### Provided data
+ + +

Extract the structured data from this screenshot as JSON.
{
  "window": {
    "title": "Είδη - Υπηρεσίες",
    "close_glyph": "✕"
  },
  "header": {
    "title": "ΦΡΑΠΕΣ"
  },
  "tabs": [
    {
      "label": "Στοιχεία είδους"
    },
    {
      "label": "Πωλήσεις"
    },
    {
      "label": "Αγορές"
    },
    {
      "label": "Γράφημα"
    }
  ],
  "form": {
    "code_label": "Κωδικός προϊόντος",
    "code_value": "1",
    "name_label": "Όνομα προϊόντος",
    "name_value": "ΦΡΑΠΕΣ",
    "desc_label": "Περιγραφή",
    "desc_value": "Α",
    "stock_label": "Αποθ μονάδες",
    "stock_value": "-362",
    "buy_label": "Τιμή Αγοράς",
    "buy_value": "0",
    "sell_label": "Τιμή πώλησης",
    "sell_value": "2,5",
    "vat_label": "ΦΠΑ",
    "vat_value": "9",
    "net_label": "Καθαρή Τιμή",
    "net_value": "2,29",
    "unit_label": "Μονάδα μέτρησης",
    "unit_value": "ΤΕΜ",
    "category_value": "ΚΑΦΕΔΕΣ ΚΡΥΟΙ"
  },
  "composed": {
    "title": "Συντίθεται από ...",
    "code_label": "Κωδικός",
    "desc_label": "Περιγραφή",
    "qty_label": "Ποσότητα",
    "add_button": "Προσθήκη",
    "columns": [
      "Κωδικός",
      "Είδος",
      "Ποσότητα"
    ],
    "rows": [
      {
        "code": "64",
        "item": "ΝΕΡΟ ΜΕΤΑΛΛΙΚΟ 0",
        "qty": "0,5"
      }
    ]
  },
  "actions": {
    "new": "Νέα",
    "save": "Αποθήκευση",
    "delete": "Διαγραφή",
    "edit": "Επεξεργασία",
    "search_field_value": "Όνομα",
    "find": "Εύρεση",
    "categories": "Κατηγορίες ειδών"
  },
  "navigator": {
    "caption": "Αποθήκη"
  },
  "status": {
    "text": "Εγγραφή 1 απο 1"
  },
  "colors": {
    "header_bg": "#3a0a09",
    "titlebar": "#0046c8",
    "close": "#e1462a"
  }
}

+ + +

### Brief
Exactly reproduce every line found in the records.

### Answer to this exercise
Extract the structured data from this screenshot as JSON.
{
  "window": {
    "title": "Είδη - Υπηρεσίες",
    "close_glyph": "✕"
  },
  "header": {
    "title": "ΦΡΑΠΕΣ"
  },
  "tabs": [
    {
      "label": "Στοιχεία είδους"
    },
    {
      "label": "Πωλήσεις"
    },
    {
      "label": "Αγορές"
    },
    {
      "label": "Γράφημα"
    }
  ],
  "form": {
    "code_label": "Κωδικός προϊόντος",
    "code_value": "1",
    "name_label": "Όνομα προϊόντος",
    "name_value": "ΦΡΑΠΕΣ",
    "desc_label": "Περιγραφή",
    "desc_value": "Α",
    "stock_label": "Αποθ μονάδες",
    "stock_value": "-362",
    "buy_label": "Τιμή Αγοράς",
    "buy_value": "0",
    "sell_label": "Τιμή πώλησης",
    "sell_value": "2,5",
    "vat_label": "ΦΠΑ",
    "vat_value": "9",
    "net_label": "Καθαρή Τιμή",
    "net_value": "2,29",
    "unit_label": "Μονάδα μέτρησης",
    "unit_value": "ΤΕΜ",
    "category_value": "ΚΑΦΕΔΕΣ ΚΡΥΟΙ"
  },
  "composed": {
    "title": "Συντίθεται από ...",
    "code_label": "Κωδικός",
    "desc_label": "Περιγραφή",
    "qty_label": "Ποσότητα",
    "add_button": "Προσθήκη",
    "columns": [
      "Κωδικός",
      "Είδος",
      "Ποσότητα"
    ],
    "rows": [
      {
        "code": "64",
        "item": "ΝΕΡΟ ΜΕΤΑΛΛΙΚΟ 0",
        "qty": "0,5"
      }
    ]
  },
  "actions": {
    "new": "Νέα",
    "save": "Αποθήκευση",
    "delete": "Διαγραφή",
    "edit": "Επεξεργασία",
    "search_field_value": "Όνομα",
    "find": "Εύρεση",
    "categories": "Κατηγορίες ειδών"
  },
  "navigator": {
    "caption": "Αποθήκη"
  },
  "status": {
    "text": "Εγγραφή 1 απο 1"
  },
  "colors": {
    "header_bg": "#3a0a09",
    "titlebar": "#0046c8",
    "close": "#e1462a"
  }
}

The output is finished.